In those ten days from the reboot’s opening, the media seemed curiously silent about the film’s flaws, and they are legion. In fact, I’d like to have back those two plus hours so that my memories from 1977, when the original Star Wars exploded into pop culture, remain pure, intact, and good.

First, writers Abrams and Kasdan rest on Goerge Lucas’s laurels. Because we loved Luke thirty-eight years ago, we are supposed to care about his absence, explained in one short speech to the new generation in whom the Force awakens. Because we yearned for love between two of the three musketeers and found it between Han Solo and Leia, the writers count on us to wince when we find them apart. Perhaps they even hope we’ll shed tears for the son they lost to the Dark Side, but he’s a cartoon cut-out, Darth Vader on Halloween, a First Order drone.

The sun sets on Star Wars 2015--at least
for this writer. Photo provided by
Al Griffin Photography.
Not only do the writers fail to develop characters in favor of CGI battle scenes, they also rely upon tropes, including the tired Oedipal one wherein the son must kill the father in order to be his own man. In most uses of this Freudian trope, killing is metaphorical. Kasdan and Abrams give us the full Monty, the real deal; [Spoiler Alert!] mini-Vader runs handsome Han Solo through with a red laser beam, then lets him fall from a narrow walkway into an abyss like the one first imagined by Steven Spielberg for Indiana Jones’s peril.

Another trope is the child left alone and in peril in a dystopian world. How Rey thrives is left to assumptions. She somehow knows how to fly complex machines and what to scavenge in order to sell for food. She, like all children left to make their way in the world, searches for a parent, a nurturer. We are asked to believe that a chance encounter with Han Solo is sufficient for her to think of him as a substitute father.

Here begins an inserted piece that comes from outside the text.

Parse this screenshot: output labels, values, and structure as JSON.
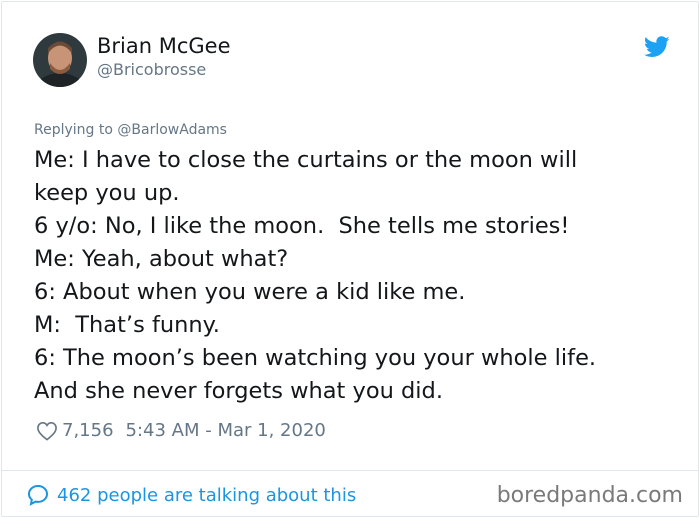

Rey and bb-8 are the most delightful additions to the reboot. She is the hero from beginning to end; she has the most complicated storyline and character development. Bb-8 is as cute, loyal and resourceful as R2-D2, a droid with answers if only it can awaken itself at the same time the Force does.

If only as much attention and love had been shown for all the other story lines and characters, I might not regret the time I gave to this film. The other story lines are as cliché as some of the phrases I’ve chosen for this post and the characters as flat and two-dimensional as parts of Nebraska.

Reading Challenge:

“Read” Star Wars, the original from 1977.

Writing Challenge:

Write a critical review for the 1977 or the 2015 Star Wars.